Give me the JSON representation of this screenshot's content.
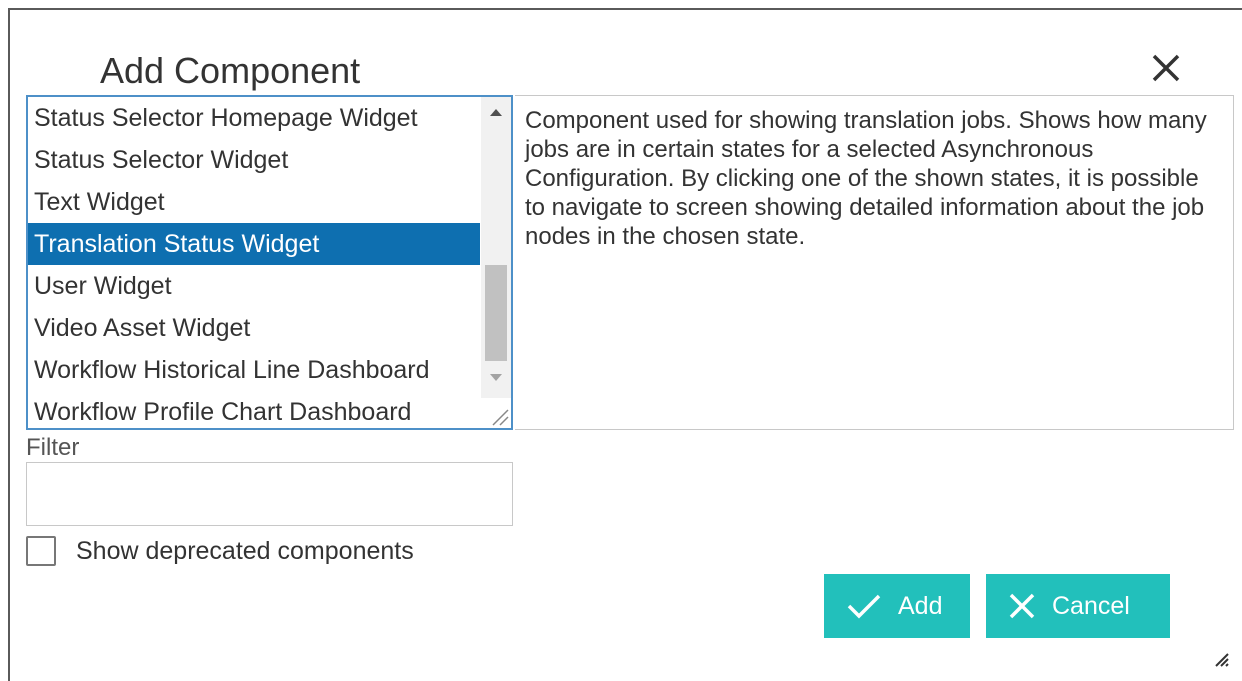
{
  "dialog": {
    "title": "Add Component",
    "close_icon": "close-icon"
  },
  "list": {
    "items": [
      {
        "label": "Status Selector Homepage Widget",
        "selected": false
      },
      {
        "label": "Status Selector Widget",
        "selected": false
      },
      {
        "label": "Text Widget",
        "selected": false
      },
      {
        "label": "Translation Status Widget",
        "selected": true
      },
      {
        "label": "User Widget",
        "selected": false
      },
      {
        "label": "Video Asset Widget",
        "selected": false
      },
      {
        "label": "Workflow Historical Line Dashboard",
        "selected": false
      },
      {
        "label": "Workflow Profile Chart Dashboard",
        "selected": false
      }
    ],
    "selected_color": "#0e6fb0",
    "scroll_position": 0.72
  },
  "description": {
    "text": "Component used for showing translation jobs. Shows how many jobs are in certain states for a selected Asynchronous Configuration. By clicking one of the shown states, it is possible to navigate to screen showing detailed information about the job nodes in the chosen state."
  },
  "filter": {
    "label": "Filter",
    "value": "",
    "placeholder": ""
  },
  "deprecated": {
    "label": "Show deprecated components",
    "checked": false
  },
  "buttons": {
    "add_label": "Add",
    "add_icon": "check-icon",
    "cancel_label": "Cancel",
    "cancel_icon": "close-icon",
    "color": "#22c0bb"
  }
}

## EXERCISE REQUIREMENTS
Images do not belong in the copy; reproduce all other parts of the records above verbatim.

## EXERCISE ANSWER
Give me the JSON representation of this screenshot's content.
{
  "dialog": {
    "title": "Add Component",
    "close_icon": "close-icon"
  },
  "list": {
    "items": [
      {
        "label": "Status Selector Homepage Widget",
        "selected": false
      },
      {
        "label": "Status Selector Widget",
        "selected": false
      },
      {
        "label": "Text Widget",
        "selected": false
      },
      {
        "label": "Translation Status Widget",
        "selected": true
      },
      {
        "label": "User Widget",
        "selected": false
      },
      {
        "label": "Video Asset Widget",
        "selected": false
      },
      {
        "label": "Workflow Historical Line Dashboard",
        "selected": false
      },
      {
        "label": "Workflow Profile Chart Dashboard",
        "selected": false
      }
    ],
    "selected_color": "#0e6fb0",
    "scroll_position": 0.72
  },
  "description": {
    "text": "Component used for showing translation jobs. Shows how many jobs are in certain states for a selected Asynchronous Configuration. By clicking one of the shown states, it is possible to navigate to screen showing detailed information about the job nodes in the chosen state."
  },
  "filter": {
    "label": "Filter",
    "value": "",
    "placeholder": ""
  },
  "deprecated": {
    "label": "Show deprecated components",
    "checked": false
  },
  "buttons": {
    "add_label": "Add",
    "add_icon": "check-icon",
    "cancel_label": "Cancel",
    "cancel_icon": "close-icon",
    "color": "#22c0bb"
  }
}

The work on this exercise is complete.